(Beginning of DATA FOR THIS EXERCISE)

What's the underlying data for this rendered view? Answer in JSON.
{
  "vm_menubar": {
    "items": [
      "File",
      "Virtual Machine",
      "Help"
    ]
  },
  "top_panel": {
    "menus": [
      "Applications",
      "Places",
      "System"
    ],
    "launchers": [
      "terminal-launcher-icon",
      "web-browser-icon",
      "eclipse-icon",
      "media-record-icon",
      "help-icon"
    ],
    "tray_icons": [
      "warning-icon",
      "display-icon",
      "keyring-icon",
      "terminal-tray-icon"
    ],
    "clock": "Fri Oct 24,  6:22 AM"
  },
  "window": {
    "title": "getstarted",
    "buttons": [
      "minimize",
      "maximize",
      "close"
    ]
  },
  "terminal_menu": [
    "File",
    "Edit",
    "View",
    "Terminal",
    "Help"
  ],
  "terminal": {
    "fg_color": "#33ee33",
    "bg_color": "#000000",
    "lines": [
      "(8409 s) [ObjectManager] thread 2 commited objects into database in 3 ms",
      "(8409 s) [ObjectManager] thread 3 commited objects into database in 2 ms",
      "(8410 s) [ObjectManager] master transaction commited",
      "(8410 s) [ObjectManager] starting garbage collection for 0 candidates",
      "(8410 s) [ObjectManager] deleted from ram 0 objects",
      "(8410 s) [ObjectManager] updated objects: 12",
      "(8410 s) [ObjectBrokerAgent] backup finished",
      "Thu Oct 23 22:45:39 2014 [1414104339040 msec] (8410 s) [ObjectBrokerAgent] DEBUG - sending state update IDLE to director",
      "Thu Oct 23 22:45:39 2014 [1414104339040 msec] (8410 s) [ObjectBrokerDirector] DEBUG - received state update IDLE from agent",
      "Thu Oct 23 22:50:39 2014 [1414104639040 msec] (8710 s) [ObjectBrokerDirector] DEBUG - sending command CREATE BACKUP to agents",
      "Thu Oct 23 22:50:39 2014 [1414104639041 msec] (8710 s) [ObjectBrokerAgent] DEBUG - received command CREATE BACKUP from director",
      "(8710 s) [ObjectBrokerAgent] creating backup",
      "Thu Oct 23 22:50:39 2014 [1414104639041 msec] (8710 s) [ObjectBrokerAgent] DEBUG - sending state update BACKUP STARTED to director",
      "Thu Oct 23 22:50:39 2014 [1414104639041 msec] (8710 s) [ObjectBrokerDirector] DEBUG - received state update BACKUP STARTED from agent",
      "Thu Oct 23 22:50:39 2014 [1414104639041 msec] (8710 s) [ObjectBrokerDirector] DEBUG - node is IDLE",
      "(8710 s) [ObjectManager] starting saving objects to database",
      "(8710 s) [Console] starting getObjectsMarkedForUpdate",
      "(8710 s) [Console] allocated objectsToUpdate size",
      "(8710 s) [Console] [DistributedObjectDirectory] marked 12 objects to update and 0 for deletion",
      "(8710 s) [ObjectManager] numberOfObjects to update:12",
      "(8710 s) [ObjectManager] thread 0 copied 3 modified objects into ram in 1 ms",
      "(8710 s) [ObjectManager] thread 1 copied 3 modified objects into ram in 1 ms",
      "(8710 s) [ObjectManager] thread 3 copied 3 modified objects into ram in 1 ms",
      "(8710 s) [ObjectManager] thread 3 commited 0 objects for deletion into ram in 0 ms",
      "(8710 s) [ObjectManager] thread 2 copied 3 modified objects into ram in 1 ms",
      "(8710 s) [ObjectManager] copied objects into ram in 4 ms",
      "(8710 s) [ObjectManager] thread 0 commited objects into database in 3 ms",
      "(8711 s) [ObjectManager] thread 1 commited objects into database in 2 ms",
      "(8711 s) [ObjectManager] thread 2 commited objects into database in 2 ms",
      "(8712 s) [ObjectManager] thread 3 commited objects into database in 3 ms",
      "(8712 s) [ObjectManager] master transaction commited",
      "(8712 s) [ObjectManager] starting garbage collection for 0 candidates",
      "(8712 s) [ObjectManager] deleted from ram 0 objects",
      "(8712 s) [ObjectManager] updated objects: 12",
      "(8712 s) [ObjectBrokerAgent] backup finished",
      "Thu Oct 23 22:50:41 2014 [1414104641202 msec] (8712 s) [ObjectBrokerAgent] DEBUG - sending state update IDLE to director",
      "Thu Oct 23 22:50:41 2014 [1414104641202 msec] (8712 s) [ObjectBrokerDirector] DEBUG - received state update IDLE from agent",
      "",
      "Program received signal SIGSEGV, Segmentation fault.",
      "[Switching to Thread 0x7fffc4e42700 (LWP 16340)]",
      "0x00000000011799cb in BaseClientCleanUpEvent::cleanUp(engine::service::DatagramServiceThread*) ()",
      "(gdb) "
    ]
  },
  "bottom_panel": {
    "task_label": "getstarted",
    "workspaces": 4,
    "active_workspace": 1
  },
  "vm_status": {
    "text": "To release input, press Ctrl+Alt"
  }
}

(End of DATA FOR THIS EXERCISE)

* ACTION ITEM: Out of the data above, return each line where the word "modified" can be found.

* SOLUTION:
      "(8710 s) [ObjectManager] thread 0 copied 3 modified objects into ram in 1 ms",
      "(8710 s) [ObjectManager] thread 1 copied 3 modified objects into ram in 1 ms",
      "(8710 s) [ObjectManager] thread 3 copied 3 modified objects into ram in 1 ms",
      "(8710 s) [ObjectManager] thread 2 copied 3 modified objects into ram in 1 ms",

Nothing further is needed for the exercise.